After about a quarter mile, you’ll pass underneath an old railroad trestle bridge. Scurry up to check out the view from the top. How could you not? Bumble back down to your perfectly flat and straight trail.
Except you’ll notice the trail surface is not at all flat as somehow the entire way is like a little rollercoaster. I don’t know if this is natural or not, but it gets pretty annoying after a while. It’s like walking a nice wave function all the way to Massachusetts. You can’t really jog or run over them and after walking on these undulations for 15 minutes, it reminded me of just bobbing in the surf at the beach. It was apparent ATV’s ride these trails fairly often – and I can’t imagine how annoying that is. (Perhaps they are purposeful to ward off motorized traffic?)
2015 Update: According to my friend Linda Orlomski, the trail has been flattened and no longer will give you motion sickness.
You’ll pass a couple crossing trails along the way. As of this writing the second crossing trail after the bridge will get you to the tri-point if you follow the correct forks. But skip it. Trust me. Just keep walking along the old rail bed.
Gaze upon the boundary marker and revel in its glory. In official perambulation speak, this is boundary marker 2. (Markers start at A down at the CT-RI border in Stonington, run through O which is the tri-point, then the border with MA starts with 1 – at this same tri-point north, then west to the CT-MA-NY tri-point which is 199. Then, you guessed it, they start at 1 again at the NY-MA-CT tri-point down south to 170 at Long Island Sound on the NY border. I love how I just got you to read that.)
At marker 2, right on the rail bed, you’ll notice a blue-blazed trail heading due south. Follow that. The blue blazes – most of them anyway – mark Massachusetts state forest land. But the trail is a real trail that follows the border south. There are also MA Forest boundary signs tacked into a few trees along the way.
As I walked the trail, I began wondering how far it goes. That is, can I follow this unofficial trail all the way around the state? Knowing, of course, that the border crosses through much private property and doesn’t stick to nice trails through woods… but I still think it’s doable.
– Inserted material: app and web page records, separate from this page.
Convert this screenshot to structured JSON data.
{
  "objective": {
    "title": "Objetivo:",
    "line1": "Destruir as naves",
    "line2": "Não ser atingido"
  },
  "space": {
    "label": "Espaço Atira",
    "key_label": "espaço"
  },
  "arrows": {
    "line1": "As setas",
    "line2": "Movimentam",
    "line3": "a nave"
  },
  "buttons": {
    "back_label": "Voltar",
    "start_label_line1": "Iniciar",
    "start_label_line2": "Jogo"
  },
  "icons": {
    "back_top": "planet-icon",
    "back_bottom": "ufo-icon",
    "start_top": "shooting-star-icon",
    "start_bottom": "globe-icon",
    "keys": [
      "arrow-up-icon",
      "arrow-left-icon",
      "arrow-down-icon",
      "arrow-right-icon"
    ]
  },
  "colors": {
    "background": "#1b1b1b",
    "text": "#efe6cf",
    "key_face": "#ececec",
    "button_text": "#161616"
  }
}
The DOT is tasked with checking on the health of every single boundary marker – all 384 of them – every 10 years or so. Where can I sign up for that job? That’s like 374 little mini treasure hunts! Oh man, that would be awesome.
For now, I was only interested in finding one more marker after # 2. That would be #1 or O depending on your direction. The trail was easy to follow and again, maybe only another quarter mile. Another huge advantage to this border trail route is that the final push up the hill to the tri-point is about a tenth of the effort as it is coming up from Connecticut.
There it is! Gleaming in the sunlight on top of the little hill in the woods! The CT-MA-RI tri-point marker! What you’ll notice is that this granite marker has a little pyramid on top, denoting its vast importance. In official-speak:
Bound is located on the southwestern slope of a wooded hill, 45 feet north along the crest from the south end of a sharp break, and about halfway up the steep hillside.
A granite monument, showing 3.9 feet above the ground, marks the bound. It is 14 inches square with a pyramidal top and is lettered “MASS 1883” on the north face, “RI 1883” on the south face and “CONN” on the west face. The lettered sides are dressed. The east side rock is faced. It is 9 feet long to the base from the 6 inch pyramidal top. Monument was set in October, or November, of 1883 by a Massachusetts-Rhode Island commission.
The 1941 commissioners accepted the monument as correctly marking the northerly end of the line established in 1840
I’m swooning. You can return to your car the way you came or make a small loop of things and head down the steep hill in front of you then go due north and stay on the trail that continues north, eventually hitting the rail bed trail after a few minutes. (If you venture west, you’ll get all messed up with a swamp and a creek like I did. Don’t’ try to get cute.)
DOT Perambulation, the greatest thing ever.